↓

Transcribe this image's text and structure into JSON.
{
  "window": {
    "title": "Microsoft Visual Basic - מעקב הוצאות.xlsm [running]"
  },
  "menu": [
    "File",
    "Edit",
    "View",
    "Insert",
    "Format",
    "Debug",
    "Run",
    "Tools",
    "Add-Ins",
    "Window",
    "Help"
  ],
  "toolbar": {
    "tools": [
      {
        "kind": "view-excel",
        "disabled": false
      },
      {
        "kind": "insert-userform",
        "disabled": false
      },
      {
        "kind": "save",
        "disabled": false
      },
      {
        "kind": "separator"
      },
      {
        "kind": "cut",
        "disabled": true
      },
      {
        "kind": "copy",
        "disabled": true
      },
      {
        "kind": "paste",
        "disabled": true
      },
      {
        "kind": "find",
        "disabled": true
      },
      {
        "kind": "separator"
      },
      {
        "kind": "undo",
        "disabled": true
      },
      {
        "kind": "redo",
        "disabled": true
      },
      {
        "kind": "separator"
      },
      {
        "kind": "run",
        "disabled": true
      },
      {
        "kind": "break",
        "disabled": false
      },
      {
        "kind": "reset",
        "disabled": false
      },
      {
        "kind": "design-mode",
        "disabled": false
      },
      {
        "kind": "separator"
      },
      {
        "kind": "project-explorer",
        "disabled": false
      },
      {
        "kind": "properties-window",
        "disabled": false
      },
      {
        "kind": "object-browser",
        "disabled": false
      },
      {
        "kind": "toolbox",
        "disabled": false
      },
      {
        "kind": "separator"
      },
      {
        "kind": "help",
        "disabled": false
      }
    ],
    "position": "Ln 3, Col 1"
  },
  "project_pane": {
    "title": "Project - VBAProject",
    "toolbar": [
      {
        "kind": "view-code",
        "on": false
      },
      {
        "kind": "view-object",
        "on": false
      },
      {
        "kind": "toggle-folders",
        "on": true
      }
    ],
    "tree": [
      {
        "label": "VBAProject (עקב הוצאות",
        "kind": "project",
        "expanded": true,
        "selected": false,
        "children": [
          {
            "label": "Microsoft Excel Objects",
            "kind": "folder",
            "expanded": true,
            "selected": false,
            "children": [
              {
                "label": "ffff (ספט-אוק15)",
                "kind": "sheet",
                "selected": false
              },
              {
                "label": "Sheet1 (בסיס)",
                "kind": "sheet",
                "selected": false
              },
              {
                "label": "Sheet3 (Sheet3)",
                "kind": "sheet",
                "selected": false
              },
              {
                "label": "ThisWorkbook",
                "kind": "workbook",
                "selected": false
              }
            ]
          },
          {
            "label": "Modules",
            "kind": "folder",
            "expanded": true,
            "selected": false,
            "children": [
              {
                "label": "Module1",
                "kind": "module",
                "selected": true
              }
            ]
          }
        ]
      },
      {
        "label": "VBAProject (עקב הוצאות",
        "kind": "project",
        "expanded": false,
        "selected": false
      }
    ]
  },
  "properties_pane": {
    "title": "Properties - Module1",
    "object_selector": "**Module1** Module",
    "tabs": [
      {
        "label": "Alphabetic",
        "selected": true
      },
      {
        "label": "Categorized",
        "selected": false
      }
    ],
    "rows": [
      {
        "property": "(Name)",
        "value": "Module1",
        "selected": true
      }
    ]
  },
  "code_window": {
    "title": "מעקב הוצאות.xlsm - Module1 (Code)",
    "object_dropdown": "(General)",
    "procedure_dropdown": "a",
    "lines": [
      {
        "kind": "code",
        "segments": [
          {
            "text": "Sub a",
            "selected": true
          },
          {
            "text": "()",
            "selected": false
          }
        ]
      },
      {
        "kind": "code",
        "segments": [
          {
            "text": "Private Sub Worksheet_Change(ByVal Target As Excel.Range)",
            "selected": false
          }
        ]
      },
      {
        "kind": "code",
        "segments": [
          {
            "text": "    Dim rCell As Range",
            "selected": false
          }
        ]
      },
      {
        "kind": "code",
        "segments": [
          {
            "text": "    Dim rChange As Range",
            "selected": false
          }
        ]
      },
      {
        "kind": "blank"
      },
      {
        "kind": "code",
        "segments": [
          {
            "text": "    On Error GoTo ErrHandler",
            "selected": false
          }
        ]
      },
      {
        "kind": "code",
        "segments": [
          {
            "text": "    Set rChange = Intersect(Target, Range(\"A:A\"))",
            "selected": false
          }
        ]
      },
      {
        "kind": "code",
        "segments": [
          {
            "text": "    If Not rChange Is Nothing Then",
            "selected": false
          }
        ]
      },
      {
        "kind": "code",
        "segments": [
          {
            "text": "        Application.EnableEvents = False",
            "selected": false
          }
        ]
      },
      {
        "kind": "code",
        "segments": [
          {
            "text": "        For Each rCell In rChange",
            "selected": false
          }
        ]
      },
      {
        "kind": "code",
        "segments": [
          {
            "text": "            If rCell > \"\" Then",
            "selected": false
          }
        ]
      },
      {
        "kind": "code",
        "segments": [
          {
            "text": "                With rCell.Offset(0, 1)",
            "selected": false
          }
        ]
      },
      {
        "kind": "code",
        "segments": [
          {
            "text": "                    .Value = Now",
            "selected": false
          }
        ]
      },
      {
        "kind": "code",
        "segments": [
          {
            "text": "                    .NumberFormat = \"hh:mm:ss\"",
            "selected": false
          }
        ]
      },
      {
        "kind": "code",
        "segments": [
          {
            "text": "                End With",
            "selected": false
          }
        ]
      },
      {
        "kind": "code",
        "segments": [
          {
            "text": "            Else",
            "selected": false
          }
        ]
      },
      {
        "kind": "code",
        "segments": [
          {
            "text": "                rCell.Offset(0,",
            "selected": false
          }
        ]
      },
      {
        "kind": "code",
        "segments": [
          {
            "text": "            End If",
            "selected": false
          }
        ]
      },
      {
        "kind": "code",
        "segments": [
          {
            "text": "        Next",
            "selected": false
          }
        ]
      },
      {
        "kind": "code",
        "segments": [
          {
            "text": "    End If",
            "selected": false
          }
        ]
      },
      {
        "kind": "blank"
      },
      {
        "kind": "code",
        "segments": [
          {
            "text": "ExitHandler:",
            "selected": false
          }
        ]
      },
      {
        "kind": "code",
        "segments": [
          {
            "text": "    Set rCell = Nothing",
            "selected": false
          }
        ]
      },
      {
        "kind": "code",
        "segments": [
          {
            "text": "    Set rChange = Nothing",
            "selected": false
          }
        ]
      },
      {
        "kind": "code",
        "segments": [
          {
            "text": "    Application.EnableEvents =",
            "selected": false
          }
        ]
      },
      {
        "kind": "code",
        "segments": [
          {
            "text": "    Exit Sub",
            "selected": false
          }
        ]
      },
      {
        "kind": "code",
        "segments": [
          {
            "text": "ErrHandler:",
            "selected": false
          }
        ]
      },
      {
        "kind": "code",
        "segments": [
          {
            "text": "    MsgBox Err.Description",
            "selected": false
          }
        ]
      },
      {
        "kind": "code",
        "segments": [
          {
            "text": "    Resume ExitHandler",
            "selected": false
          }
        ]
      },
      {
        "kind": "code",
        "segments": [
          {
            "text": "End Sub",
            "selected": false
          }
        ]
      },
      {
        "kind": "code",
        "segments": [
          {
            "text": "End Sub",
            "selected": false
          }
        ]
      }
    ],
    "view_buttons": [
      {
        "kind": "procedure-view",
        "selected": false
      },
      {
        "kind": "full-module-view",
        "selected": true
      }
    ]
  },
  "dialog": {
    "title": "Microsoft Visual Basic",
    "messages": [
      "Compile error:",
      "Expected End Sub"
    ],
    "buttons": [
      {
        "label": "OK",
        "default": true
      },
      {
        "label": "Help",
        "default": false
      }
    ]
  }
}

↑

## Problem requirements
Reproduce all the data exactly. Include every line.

## Solution to the problem
Transcribe this image's text and structure into JSON.
{
  "window": {
    "title": "Microsoft Visual Basic - מעקב הוצאות.xlsm [running]"
  },
  "menu": [
    "File",
    "Edit",
    "View",
    "Insert",
    "Format",
    "Debug",
    "Run",
    "Tools",
    "Add-Ins",
    "Window",
    "Help"
  ],
  "toolbar": {
    "tools": [
      {
        "kind": "view-excel",
        "disabled": false
      },
      {
        "kind": "insert-userform",
        "disabled": false
      },
      {
        "kind": "save",
        "disabled": false
      },
      {
        "kind": "separator"
      },
      {
        "kind": "cut",
        "disabled": true
      },
      {
        "kind": "copy",
        "disabled": true
      },
      {
        "kind": "paste",
        "disabled": true
      },
      {
        "kind": "find",
        "disabled": true
      },
      {
        "kind": "separator"
      },
      {
        "kind": "undo",
        "disabled": true
      },
      {
        "kind": "redo",
        "disabled": true
      },
      {
        "kind": "separator"
      },
      {
        "kind": "run",
        "disabled": true
      },
      {
        "kind": "break",
        "disabled": false
      },
      {
        "kind": "reset",
        "disabled": false
      },
      {
        "kind": "design-mode",
        "disabled": false
      },
      {
        "kind": "separator"
      },
      {
        "kind": "project-explorer",
        "disabled": false
      },
      {
        "kind": "properties-window",
        "disabled": false
      },
      {
        "kind": "object-browser",
        "disabled": false
      },
      {
        "kind": "toolbox",
        "disabled": false
      },
      {
        "kind": "separator"
      },
      {
        "kind": "help",
        "disabled": false
      }
    ],
    "position": "Ln 3, Col 1"
  },
  "project_pane": {
    "title": "Project - VBAProject",
    "toolbar": [
      {
        "kind": "view-code",
        "on": false
      },
      {
        "kind": "view-object",
        "on": false
      },
      {
        "kind": "toggle-folders",
        "on": true
      }
    ],
    "tree": [
      {
        "label": "VBAProject (עקב הוצאות",
        "kind": "project",
        "expanded": true,
        "selected": false,
        "children": [
          {
            "label": "Microsoft Excel Objects",
            "kind": "folder",
            "expanded": true,
            "selected": false,
            "children": [
              {
                "label": "ffff (ספט-אוק15)",
                "kind": "sheet",
                "selected": false
              },
              {
                "label": "Sheet1 (בסיס)",
                "kind": "sheet",
                "selected": false
              },
              {
                "label": "Sheet3 (Sheet3)",
                "kind": "sheet",
                "selected": false
              },
              {
                "label": "ThisWorkbook",
                "kind": "workbook",
                "selected": false
              }
            ]
          },
          {
            "label": "Modules",
            "kind": "folder",
            "expanded": true,
            "selected": false,
            "children": [
              {
                "label": "Module1",
                "kind": "module",
                "selected": true
              }
            ]
          }
        ]
      },
      {
        "label": "VBAProject (עקב הוצאות",
        "kind": "project",
        "expanded": false,
        "selected": false
      }
    ]
  },
  "properties_pane": {
    "title": "Properties - Module1",
    "object_selector": "**Module1** Module",
    "tabs": [
      {
        "label": "Alphabetic",
        "selected": true
      },
      {
        "label": "Categorized",
        "selected": false
      }
    ],
    "rows": [
      {
        "property": "(Name)",
        "value": "Module1",
        "selected": true
      }
    ]
  },
  "code_window": {
    "title": "מעקב הוצאות.xlsm - Module1 (Code)",
    "object_dropdown": "(General)",
    "procedure_dropdown": "a",
    "lines": [
      {
        "kind": "code",
        "segments": [
          {
            "text": "Sub a",
            "selected": true
          },
          {
            "text": "()",
            "selected": false
          }
        ]
      },
      {
        "kind": "code",
        "segments": [
          {
            "text": "Private Sub Worksheet_Change(ByVal Target As Excel.Range)",
            "selected": false
          }
        ]
      },
      {
        "kind": "code",
        "segments": [
          {
            "text": "    Dim rCell As Range",
            "selected": false
          }
        ]
      },
      {
        "kind": "code",
        "segments": [
          {
            "text": "    Dim rChange As Range",
            "selected": false
          }
        ]
      },
      {
        "kind": "blank"
      },
      {
        "kind": "code",
        "segments": [
          {
            "text": "    On Error GoTo ErrHandler",
            "selected": false
          }
        ]
      },
      {
        "kind": "code",
        "segments": [
          {
            "text": "    Set rChange = Intersect(Target, Range(\"A:A\"))",
            "selected": false
          }
        ]
      },
      {
        "kind": "code",
        "segments": [
          {
            "text": "    If Not rChange Is Nothing Then",
            "selected": false
          }
        ]
      },
      {
        "kind": "code",
        "segments": [
          {
            "text": "        Application.EnableEvents = False",
            "selected": false
          }
        ]
      },
      {
        "kind": "code",
        "segments": [
          {
            "text": "        For Each rCell In rChange",
            "selected": false
          }
        ]
      },
      {
        "kind": "code",
        "segments": [
          {
            "text": "            If rCell > \"\" Then",
            "selected": false
          }
        ]
      },
      {
        "kind": "code",
        "segments": [
          {
            "text": "                With rCell.Offset(0, 1)",
            "selected": false
          }
        ]
      },
      {
        "kind": "code",
        "segments": [
          {
            "text": "                    .Value = Now",
            "selected": false
          }
        ]
      },
      {
        "kind": "code",
        "segments": [
          {
            "text": "                    .NumberFormat = \"hh:mm:ss\"",
            "selected": false
          }
        ]
      },
      {
        "kind": "code",
        "segments": [
          {
            "text": "                End With",
            "selected": false
          }
        ]
      },
      {
        "kind": "code",
        "segments": [
          {
            "text": "            Else",
            "selected": false
          }
        ]
      },
      {
        "kind": "code",
        "segments": [
          {
            "text": "                rCell.Offset(0,",
            "selected": false
          }
        ]
      },
      {
        "kind": "code",
        "segments": [
          {
            "text": "            End If",
            "selected": false
          }
        ]
      },
      {
        "kind": "code",
        "segments": [
          {
            "text": "        Next",
            "selected": false
          }
        ]
      },
      {
        "kind": "code",
        "segments": [
          {
            "text": "    End If",
            "selected": false
          }
        ]
      },
      {
        "kind": "blank"
      },
      {
        "kind": "code",
        "segments": [
          {
            "text": "ExitHandler:",
            "selected": false
          }
        ]
      },
      {
        "kind": "code",
        "segments": [
          {
            "text": "    Set rCell = Nothing",
            "selected": false
          }
        ]
      },
      {
        "kind": "code",
        "segments": [
          {
            "text": "    Set rChange = Nothing",
            "selected": false
          }
        ]
      },
      {
        "kind": "code",
        "segments": [
          {
            "text": "    Application.EnableEvents =",
            "selected": false
          }
        ]
      },
      {
        "kind": "code",
        "segments": [
          {
            "text": "    Exit Sub",
            "selected": false
          }
        ]
      },
      {
        "kind": "code",
        "segments": [
          {
            "text": "ErrHandler:",
            "selected": false
          }
        ]
      },
      {
        "kind": "code",
        "segments": [
          {
            "text": "    MsgBox Err.Description",
            "selected": false
          }
        ]
      },
      {
        "kind": "code",
        "segments": [
          {
            "text": "    Resume ExitHandler",
            "selected": false
          }
        ]
      },
      {
        "kind": "code",
        "segments": [
          {
            "text": "End Sub",
            "selected": false
          }
        ]
      },
      {
        "kind": "code",
        "segments": [
          {
            "text": "End Sub",
            "selected": false
          }
        ]
      }
    ],
    "view_buttons": [
      {
        "kind": "procedure-view",
        "selected": false
      },
      {
        "kind": "full-module-view",
        "selected": true
      }
    ]
  },
  "dialog": {
    "title": "Microsoft Visual Basic",
    "messages": [
      "Compile error:",
      "Expected End Sub"
    ],
    "buttons": [
      {
        "label": "OK",
        "default": true
      },
      {
        "label": "Help",
        "default": false
      }
    ]
  }
}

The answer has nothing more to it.